Phytic acid binds to minerals and makes them unavailable due to its chelating property. Phytic acid inhibits absorption of calcium as well as other minerals, like iron, zinc magnesium and manganese.
Walnuts are particularly high in phytic acid. They have a phytic acid content between 0.2 and 6.7 g per 100g of dry weight. In fact, walnuts are considered phytic acid rich foods.
What foods inhibit calcium absorption?
Besides phytic acid, you should avoid consuming foods rich in calcium or taking calcium supplements, with foods high in oxalates.
Foods high in oxalates have the worst absorption rate of calcium. For instance, we only absorb 5% of calcium from spinach, collard greens, sweet potatoes, rhubarb, and beans, which are particularly rich in oxalates. Also, dark chocolate may impair calcium absorption, due to its high oxalate content. Moreover, chocolate is low in calcium.
The high levels of oxalic acid in these foods form indigestible salts with calcium, decreasing its absorption.

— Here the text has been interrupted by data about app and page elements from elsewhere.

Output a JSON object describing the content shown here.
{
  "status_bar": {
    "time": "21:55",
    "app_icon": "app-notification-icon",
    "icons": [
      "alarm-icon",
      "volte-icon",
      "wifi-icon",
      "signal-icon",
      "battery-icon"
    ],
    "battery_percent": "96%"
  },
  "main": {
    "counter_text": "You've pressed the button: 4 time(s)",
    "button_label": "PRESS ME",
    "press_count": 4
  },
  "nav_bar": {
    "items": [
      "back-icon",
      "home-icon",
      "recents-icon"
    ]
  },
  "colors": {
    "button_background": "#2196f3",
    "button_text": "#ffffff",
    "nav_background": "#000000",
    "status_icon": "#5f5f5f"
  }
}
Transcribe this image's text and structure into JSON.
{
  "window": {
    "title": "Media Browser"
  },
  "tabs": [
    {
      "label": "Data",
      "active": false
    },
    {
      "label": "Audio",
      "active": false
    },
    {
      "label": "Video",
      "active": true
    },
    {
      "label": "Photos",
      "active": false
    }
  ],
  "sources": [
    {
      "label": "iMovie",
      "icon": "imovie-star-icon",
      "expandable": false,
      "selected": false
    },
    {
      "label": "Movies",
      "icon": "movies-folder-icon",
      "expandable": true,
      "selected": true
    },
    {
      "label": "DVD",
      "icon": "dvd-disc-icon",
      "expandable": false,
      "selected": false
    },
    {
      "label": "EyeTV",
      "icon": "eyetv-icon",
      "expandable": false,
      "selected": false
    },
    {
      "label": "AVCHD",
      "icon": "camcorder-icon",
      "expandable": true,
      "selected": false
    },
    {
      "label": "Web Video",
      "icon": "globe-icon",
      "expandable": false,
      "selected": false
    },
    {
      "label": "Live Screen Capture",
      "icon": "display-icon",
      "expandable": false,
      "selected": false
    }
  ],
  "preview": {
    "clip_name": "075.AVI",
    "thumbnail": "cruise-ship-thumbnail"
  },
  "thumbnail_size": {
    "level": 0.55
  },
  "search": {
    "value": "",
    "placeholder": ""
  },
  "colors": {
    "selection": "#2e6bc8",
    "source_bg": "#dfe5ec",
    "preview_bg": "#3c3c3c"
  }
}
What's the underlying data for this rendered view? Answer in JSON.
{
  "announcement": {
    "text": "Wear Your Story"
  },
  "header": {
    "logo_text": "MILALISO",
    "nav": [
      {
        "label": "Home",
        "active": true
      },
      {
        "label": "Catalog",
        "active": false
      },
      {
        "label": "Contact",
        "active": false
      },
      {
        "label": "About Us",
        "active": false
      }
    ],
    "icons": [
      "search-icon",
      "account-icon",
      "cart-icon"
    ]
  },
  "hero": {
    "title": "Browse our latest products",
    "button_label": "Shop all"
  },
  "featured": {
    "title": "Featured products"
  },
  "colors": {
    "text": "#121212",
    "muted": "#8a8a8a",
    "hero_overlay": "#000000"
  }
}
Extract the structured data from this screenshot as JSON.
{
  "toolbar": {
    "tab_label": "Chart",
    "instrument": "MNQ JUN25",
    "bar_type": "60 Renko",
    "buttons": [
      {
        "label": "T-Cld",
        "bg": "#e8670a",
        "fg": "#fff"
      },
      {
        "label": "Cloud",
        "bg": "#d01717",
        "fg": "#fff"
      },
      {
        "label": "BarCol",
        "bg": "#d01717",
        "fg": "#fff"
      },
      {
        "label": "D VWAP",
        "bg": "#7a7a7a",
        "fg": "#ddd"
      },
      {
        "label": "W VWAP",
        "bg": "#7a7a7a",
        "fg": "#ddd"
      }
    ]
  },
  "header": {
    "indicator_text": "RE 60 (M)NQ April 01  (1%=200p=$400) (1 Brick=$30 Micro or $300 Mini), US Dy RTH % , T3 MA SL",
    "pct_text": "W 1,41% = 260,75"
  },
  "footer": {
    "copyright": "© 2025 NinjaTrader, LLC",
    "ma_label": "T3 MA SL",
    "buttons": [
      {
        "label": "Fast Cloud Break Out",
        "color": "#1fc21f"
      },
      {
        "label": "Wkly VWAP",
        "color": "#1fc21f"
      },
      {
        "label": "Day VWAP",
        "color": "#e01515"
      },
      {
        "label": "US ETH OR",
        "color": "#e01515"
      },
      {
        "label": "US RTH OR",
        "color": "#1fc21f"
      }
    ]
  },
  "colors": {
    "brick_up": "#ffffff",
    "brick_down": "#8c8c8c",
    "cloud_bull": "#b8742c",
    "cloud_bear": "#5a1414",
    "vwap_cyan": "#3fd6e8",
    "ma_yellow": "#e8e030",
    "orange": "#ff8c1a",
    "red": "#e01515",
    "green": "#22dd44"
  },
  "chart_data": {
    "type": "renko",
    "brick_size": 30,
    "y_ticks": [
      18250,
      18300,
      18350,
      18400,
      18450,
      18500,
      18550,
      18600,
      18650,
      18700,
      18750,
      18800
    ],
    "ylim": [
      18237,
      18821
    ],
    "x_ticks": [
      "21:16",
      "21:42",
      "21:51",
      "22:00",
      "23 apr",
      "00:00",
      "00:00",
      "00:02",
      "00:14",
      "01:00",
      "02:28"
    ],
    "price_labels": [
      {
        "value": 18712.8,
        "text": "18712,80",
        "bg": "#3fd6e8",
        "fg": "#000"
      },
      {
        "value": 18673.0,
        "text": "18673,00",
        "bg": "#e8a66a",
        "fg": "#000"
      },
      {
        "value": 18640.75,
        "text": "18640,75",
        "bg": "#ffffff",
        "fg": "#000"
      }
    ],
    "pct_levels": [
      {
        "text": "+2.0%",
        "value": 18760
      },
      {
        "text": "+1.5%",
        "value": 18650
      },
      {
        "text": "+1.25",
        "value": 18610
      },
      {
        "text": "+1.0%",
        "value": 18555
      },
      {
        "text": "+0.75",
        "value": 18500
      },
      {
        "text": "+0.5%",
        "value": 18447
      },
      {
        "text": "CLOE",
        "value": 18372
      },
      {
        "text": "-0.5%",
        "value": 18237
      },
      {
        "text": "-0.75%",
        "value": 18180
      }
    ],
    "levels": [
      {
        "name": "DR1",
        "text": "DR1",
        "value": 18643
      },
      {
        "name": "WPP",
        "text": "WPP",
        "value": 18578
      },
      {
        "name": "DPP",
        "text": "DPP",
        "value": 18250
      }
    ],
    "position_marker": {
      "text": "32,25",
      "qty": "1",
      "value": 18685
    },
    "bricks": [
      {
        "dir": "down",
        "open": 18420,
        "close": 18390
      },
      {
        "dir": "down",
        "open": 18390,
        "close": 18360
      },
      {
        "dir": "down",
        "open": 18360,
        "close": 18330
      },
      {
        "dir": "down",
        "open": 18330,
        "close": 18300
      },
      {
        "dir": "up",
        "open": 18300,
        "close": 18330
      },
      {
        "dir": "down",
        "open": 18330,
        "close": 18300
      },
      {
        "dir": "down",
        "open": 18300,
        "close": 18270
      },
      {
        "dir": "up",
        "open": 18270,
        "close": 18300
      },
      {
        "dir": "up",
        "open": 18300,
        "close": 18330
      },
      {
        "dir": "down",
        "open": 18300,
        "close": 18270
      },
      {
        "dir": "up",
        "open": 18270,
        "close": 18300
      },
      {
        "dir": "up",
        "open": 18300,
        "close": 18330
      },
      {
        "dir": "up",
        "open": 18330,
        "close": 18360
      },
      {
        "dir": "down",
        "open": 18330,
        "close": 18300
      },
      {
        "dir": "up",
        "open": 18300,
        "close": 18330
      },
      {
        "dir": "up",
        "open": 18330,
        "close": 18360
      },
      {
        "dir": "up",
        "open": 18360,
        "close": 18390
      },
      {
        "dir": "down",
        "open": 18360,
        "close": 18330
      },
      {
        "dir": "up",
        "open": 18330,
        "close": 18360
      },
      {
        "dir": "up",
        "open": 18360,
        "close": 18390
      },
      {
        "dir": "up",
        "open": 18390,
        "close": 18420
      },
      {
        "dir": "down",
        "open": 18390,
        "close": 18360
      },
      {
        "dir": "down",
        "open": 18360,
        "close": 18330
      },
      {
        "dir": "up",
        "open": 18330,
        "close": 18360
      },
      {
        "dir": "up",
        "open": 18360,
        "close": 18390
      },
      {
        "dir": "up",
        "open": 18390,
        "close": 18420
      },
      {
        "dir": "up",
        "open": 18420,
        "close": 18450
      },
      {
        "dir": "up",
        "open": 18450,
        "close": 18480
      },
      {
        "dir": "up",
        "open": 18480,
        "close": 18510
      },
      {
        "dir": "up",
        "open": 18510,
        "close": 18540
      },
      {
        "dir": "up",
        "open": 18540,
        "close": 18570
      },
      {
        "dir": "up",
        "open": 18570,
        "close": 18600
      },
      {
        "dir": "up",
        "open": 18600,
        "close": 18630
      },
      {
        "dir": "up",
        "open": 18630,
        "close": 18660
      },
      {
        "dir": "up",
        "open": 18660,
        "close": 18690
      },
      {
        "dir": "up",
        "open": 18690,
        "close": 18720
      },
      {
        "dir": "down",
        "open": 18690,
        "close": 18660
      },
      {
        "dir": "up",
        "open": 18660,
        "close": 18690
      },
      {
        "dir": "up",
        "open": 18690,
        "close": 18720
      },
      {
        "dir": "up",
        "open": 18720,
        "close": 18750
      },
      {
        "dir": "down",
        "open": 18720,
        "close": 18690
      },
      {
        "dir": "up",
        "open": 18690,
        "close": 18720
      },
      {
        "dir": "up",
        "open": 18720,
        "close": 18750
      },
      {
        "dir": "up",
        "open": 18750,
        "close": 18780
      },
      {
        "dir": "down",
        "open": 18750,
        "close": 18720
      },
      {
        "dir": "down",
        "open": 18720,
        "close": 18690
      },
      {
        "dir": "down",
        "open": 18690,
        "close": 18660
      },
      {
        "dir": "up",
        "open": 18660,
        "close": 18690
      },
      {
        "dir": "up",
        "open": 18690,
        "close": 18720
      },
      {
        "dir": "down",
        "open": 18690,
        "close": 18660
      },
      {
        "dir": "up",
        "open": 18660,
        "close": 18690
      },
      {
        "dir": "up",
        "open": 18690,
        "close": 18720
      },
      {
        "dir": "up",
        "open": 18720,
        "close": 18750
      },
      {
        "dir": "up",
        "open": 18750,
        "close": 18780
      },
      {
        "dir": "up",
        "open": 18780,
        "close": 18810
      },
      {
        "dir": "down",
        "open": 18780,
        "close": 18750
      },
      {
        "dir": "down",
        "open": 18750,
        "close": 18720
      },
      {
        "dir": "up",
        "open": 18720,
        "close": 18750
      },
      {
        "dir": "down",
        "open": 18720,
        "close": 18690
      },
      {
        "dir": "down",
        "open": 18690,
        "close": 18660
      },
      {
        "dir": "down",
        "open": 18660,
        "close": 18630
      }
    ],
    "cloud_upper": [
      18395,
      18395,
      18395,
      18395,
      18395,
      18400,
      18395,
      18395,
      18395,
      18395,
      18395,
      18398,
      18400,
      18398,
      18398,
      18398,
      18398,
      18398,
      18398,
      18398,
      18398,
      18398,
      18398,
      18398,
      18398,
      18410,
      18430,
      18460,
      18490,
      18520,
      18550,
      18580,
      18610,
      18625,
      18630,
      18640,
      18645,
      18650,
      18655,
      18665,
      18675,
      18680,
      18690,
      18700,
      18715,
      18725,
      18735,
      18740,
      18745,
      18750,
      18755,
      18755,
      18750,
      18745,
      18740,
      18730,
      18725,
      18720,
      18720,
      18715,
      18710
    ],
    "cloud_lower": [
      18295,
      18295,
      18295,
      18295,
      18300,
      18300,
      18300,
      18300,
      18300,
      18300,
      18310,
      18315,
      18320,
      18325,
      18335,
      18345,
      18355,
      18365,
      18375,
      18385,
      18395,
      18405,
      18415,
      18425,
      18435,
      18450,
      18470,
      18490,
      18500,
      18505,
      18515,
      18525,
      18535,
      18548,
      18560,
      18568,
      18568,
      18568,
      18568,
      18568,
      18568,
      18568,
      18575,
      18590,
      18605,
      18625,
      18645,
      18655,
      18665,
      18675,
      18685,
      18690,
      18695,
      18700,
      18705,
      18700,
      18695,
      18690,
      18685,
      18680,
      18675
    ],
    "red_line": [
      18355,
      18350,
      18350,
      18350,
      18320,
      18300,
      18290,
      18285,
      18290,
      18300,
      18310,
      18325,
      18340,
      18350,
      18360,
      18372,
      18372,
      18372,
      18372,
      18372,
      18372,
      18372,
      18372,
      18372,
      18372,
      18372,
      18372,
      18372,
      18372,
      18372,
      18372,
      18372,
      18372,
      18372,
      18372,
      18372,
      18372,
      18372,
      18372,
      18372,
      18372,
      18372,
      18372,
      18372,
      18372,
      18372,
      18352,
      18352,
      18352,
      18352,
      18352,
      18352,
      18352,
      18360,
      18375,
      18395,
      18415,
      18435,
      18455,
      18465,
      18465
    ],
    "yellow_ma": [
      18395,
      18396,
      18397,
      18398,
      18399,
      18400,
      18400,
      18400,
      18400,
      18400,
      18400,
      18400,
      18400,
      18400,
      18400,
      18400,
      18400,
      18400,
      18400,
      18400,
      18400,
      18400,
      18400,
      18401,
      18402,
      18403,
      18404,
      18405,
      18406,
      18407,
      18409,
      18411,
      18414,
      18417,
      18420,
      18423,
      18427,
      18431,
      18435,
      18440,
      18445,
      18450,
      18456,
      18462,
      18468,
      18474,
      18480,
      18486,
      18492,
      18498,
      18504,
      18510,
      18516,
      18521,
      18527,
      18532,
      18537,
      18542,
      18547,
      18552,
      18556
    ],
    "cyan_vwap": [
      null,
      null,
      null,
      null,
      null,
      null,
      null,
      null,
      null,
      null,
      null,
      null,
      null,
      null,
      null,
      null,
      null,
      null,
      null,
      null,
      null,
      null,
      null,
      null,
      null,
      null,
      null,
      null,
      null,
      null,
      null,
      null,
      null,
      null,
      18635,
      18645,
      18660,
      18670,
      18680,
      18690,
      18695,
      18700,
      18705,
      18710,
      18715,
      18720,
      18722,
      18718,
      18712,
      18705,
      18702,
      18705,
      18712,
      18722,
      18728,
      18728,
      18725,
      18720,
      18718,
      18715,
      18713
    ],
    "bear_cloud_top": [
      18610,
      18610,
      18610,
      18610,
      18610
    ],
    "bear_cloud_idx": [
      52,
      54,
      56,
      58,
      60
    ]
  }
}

How to increase the absorption of calcium?
Above all, we must have normal levels of vitamin D for proper absorption of calcium. However, there aren’t many common foods high in vitamin D. Hence, vitamin D deficiency is pretty common. In fact, many people would benefit from taking vitamin D supplements. You’ll find a wide variety on iHerb.
Moreover, soaking and rinsing seeds and nuts improves the bioavailability of calcium and other minerals. The germination of seeds and nuts improves the absorption rates of calcium. In addition, soaking and rinsing decreases their oxalate content.
How much calcium do we need a day?
The recommended daily intake of calcium is 1,000 mg for adult women and men. Only women older than 50 years should get at least 1,200 mg of calcium a day, due to increased risk of osteoporosis. Calcium absorption declines with age.
Moreover, children older than 13 years and teenagers require at least 1,300 mg of calcium a day, due to rapid bone growth.
Can walnuts help us meet our daily needs?
Although walnuts aren’t particularly rich in calcium, they can help us meet our daily needs. 14 walnuts (or 2 handfuls) a day can provide up to 6% of the DV.
When should I eat walnuts?
The best time to eat walnuts for weight loss is between meals, as a healthy snack. You can eat walnuts on an empty stomach. Walnuts are low in carbs and sugar. They don’t spike blood sugar levels. In fact, walnuts can control glycemic response of a meal! In addition, fiber and protein in walnuts promote satiety.
Another great time to eat walnuts is before bed. Walnuts support a good night’s sleep!
Can you get too much calcium from walnuts?
Healthy people can safely consume walnuts. We won’t exceed the maximum safe dose of calcium by eating walnuts.
In fact, calcium toxicity is rare in healthy people. High levels of calcium in the body are usually the result of cancer or other health conditions.
However, we shouldn’t get too much calcium. High amounts of calcium can cause constipation, nausea, weight loss, fatigue, renal insufficiency, and heart arrhythmias. Moreover, extremely high chronic calcium intake may increase the risk of kidney stones, cardiovascular disease and prostate cancer.
Common foods high in calcium
Cow’s milk and dairy are the main dietary sources of calcium for people who follow the standard Western diet. Fish and eggs are other animal-derived foods with decent amounts of calcium.
We can get high amounts of calcium from plant-based sources as well. Beans, seeds, nuts, whole grains, dried fruits (e.g. raisins), and certain vegetables, such as kale, spinach, cabbage, and broccoli, can help us meet our daily needs.
In any case, healthy people who follow a well-balanced diet are rather unlikely to be deficient in calcium.
Health benefits of calcium
Calcium is the most abundant mineral in the body! It’s necessary for strong bones and teeth. Furthermore, calcium is involved in muscle movement and flexibility, blood vessel contraction and dilation, blood clotting, nerve transmission, and hormonal secretion.
In addition, getting enough calcium may lower the risk of developing cardiovascular disease, hypertension, stroke, atherosclerosis, osteoporosis, and certain cancers.